    I’ve said for a while now that far more research needs to be conducted into energy and emissions intensity valuation of popular storage technologies (overwhelmingly lithium ion these days). This is an outstanding contribution.
    You briefly mention the potential for vehicle-to-grid storage schemes, and I wondered if you had seen this report regarding the undesirability of this approach featuring no less than the chief technology officer of Tesla?

    • georgejetson762

      actinideage, yes, I saw Shahan’s commentary. I’m also skeptical about some of the claims for V2G, but I’m also conscious that there may be business models that might work. I think the problem with these things is the hype, and we tend to push back against the hype more than the technology. FYI, I discussed EV charging in an earlier paper from 2013 –
      At face value, electric vehicles (EV) would seem to have a natural synergy with baseload, which could provide low cost and predictable year-round off-peak power for charging when most vehicles are parked at home, whilst underpinning the load factor for baseload generators in the event of the electrification of the Australian motor car fleet (see chapter 9 [39]). Similarly, in regions that have excess wind power at night, the capability of effectively using excess power to charge vehicles may improve the value of wind energy (see Lund and Kempton [40]).
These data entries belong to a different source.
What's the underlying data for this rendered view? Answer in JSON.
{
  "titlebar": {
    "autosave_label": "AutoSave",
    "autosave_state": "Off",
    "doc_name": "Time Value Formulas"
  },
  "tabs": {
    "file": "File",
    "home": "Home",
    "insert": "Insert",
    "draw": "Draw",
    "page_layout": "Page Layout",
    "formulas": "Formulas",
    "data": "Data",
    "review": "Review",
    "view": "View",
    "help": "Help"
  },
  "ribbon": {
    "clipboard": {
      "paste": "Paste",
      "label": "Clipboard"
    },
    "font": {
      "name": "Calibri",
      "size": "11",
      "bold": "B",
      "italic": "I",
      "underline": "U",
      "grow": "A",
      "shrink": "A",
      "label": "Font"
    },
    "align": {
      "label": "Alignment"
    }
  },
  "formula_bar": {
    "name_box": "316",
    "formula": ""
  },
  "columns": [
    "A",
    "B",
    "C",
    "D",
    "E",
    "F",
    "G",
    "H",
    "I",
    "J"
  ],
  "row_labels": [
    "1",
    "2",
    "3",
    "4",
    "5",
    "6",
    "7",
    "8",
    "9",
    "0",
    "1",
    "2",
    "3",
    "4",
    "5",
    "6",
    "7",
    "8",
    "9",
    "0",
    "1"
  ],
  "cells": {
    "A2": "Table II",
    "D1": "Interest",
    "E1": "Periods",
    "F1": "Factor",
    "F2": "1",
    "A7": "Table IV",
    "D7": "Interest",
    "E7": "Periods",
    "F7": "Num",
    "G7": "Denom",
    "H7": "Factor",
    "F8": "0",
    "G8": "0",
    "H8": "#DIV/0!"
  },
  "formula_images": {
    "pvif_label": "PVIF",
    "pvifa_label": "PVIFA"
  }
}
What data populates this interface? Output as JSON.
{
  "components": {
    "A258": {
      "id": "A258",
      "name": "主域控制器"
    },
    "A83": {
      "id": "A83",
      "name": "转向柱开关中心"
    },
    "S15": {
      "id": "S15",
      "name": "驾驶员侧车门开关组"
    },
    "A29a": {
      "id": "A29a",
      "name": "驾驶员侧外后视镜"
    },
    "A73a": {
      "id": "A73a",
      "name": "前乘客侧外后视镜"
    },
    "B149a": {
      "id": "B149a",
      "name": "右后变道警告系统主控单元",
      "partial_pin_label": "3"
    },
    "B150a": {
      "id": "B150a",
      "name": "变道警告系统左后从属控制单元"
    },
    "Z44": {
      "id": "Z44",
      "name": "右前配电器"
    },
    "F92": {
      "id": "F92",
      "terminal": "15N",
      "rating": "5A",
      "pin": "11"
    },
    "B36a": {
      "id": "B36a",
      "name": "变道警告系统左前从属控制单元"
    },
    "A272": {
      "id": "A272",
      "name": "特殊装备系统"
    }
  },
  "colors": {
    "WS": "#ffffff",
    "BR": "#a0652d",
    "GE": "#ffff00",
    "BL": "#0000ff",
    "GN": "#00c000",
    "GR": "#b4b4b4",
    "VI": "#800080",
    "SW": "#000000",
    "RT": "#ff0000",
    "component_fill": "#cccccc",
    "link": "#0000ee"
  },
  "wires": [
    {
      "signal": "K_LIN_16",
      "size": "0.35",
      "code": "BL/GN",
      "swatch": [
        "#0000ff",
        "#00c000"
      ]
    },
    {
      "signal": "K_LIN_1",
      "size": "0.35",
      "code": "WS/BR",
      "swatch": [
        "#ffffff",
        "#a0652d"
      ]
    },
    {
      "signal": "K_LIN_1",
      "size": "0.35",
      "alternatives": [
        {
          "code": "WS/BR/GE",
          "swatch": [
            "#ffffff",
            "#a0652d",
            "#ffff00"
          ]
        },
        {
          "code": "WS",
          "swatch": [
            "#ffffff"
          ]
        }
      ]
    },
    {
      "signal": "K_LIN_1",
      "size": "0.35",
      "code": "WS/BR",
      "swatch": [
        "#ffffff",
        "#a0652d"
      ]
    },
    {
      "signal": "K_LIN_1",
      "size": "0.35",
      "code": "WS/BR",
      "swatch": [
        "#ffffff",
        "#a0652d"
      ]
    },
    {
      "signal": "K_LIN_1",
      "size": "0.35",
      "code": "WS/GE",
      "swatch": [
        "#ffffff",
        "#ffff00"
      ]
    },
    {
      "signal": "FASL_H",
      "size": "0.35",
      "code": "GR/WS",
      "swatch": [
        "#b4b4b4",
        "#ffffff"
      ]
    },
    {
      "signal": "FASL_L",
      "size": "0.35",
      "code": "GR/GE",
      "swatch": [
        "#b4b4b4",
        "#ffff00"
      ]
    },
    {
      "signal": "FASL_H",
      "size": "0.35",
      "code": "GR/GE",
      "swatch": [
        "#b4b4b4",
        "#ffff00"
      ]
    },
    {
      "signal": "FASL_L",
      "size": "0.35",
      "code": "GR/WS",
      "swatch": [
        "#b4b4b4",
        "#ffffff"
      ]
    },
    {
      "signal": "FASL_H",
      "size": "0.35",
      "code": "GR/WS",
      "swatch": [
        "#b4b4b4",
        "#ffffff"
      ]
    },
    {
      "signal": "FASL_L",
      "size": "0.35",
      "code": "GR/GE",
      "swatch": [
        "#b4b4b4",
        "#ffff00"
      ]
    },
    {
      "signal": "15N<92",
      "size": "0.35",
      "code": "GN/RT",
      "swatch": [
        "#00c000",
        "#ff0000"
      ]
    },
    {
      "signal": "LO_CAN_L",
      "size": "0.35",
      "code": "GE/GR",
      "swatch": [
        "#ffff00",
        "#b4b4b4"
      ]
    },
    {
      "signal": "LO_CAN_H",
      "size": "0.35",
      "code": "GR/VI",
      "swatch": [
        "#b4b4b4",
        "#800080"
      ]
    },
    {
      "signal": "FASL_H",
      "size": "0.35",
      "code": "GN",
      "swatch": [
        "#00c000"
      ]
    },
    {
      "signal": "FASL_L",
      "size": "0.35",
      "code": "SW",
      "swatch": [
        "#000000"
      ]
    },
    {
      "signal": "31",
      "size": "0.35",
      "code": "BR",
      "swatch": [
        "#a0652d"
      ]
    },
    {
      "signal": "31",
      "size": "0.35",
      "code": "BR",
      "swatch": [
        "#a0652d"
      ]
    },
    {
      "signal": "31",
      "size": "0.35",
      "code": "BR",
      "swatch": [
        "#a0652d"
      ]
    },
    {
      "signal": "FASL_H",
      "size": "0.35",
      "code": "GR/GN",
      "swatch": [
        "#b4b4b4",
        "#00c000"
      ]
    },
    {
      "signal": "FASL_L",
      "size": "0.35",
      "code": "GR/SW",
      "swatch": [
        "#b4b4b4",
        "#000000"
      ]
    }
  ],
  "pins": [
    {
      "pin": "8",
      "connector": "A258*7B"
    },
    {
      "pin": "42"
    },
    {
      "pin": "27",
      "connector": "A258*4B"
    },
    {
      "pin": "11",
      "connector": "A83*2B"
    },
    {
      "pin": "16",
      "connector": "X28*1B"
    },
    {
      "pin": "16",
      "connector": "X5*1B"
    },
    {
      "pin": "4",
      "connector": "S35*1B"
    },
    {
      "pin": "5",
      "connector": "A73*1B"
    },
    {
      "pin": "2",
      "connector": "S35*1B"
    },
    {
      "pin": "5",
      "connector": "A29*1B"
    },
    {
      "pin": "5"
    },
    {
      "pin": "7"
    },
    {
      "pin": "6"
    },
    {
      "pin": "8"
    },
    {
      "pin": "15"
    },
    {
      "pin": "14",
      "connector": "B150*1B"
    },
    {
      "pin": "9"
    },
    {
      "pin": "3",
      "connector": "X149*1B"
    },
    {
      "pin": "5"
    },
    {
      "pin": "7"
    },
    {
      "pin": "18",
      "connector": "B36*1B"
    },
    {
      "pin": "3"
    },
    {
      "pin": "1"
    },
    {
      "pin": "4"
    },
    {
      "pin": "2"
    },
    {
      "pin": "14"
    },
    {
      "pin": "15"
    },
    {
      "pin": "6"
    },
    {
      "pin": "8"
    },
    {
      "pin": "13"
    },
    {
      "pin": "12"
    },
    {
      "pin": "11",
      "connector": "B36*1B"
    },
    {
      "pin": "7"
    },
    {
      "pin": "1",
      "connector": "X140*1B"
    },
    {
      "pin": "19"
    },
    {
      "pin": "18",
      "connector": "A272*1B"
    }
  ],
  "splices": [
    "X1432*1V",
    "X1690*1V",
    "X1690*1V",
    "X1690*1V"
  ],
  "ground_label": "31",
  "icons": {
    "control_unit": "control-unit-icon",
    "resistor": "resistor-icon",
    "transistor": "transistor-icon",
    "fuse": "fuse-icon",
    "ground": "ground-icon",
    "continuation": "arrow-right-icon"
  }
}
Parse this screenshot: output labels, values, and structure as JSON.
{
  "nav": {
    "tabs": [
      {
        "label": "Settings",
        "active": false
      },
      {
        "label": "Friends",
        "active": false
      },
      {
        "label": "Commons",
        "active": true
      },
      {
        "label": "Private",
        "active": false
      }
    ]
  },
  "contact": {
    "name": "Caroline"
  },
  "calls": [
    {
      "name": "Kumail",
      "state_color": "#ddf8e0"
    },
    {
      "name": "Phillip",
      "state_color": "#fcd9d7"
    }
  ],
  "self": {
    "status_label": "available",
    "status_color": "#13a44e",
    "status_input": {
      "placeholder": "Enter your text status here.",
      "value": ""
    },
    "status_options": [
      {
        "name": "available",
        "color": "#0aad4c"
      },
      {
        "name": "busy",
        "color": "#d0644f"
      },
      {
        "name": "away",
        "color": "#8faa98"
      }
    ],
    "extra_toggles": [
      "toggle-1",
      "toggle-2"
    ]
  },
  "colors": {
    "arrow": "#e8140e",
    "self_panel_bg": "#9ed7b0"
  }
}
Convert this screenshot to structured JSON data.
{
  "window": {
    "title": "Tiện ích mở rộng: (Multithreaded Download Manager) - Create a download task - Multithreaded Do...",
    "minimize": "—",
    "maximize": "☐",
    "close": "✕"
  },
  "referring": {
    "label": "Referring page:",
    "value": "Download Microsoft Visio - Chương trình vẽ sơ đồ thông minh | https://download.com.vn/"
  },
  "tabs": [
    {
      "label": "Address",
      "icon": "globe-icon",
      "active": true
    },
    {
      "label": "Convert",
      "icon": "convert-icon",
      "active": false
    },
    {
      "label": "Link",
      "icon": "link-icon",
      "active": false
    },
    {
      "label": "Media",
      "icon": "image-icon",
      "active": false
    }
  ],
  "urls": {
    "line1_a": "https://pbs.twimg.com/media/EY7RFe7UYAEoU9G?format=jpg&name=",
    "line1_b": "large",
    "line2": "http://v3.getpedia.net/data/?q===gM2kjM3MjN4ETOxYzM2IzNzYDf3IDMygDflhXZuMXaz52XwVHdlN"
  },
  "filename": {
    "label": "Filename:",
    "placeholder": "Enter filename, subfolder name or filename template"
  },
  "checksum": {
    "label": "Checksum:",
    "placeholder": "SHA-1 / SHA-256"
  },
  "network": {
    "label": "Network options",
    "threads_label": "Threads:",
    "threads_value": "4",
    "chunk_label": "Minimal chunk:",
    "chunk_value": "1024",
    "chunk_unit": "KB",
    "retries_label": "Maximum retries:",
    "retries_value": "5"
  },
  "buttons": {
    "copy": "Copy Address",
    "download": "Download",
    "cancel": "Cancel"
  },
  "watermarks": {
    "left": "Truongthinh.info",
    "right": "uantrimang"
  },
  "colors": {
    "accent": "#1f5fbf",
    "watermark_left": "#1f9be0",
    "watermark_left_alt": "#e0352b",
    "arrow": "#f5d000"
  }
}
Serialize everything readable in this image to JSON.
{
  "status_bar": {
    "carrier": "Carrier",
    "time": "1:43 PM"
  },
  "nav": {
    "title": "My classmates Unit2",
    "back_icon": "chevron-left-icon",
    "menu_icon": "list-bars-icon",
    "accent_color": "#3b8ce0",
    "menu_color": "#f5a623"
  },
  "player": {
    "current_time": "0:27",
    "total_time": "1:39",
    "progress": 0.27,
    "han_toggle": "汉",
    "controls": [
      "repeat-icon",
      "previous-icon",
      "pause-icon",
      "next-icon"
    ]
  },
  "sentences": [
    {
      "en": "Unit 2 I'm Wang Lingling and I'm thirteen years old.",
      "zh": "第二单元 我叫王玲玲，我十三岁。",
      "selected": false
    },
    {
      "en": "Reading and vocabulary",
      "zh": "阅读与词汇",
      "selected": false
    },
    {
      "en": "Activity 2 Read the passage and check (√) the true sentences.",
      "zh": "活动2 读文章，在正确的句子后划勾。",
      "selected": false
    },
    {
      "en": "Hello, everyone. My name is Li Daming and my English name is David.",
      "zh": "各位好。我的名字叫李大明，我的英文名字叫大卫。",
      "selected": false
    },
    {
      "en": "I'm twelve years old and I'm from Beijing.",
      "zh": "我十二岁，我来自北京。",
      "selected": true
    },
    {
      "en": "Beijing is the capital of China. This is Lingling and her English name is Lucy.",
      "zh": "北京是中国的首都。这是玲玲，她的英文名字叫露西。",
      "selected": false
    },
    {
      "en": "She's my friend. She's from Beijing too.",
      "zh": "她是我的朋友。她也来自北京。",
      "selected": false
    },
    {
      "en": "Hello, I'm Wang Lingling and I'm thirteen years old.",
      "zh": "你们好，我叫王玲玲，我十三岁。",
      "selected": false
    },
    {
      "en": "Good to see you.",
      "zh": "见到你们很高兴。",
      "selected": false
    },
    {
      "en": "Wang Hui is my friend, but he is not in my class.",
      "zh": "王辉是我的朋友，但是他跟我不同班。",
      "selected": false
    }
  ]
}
      The problem with PV-based V2G is that the available supply will be inversely related to the preferred charging regime (i.e., there will be no PV power available for night time charging when the grid has spare capacity, but during the three or four hours centered on solar noon, few motorists will want to ―fill their tank‖ at the peak daytime tariff). Further, as Trainer [17,41] notes, EV batteries are expensive and their longevity is cycle-limited, so vehicle manufacturers will want to optimise their batteries for maximum driving range at lowest cost in order to produce a marketable vehicle, leaving limited spare capacity available for general grid storage. While V2G will offer a valuable niche role such as network support during critical peak demand events, the sort of integrated role envisaged by Delucchi & Jacobson [10], in which a considerable proportion of system energy is cycled through EV batteries on a daily basis, is probably vastly overstated (see [17] and [42]).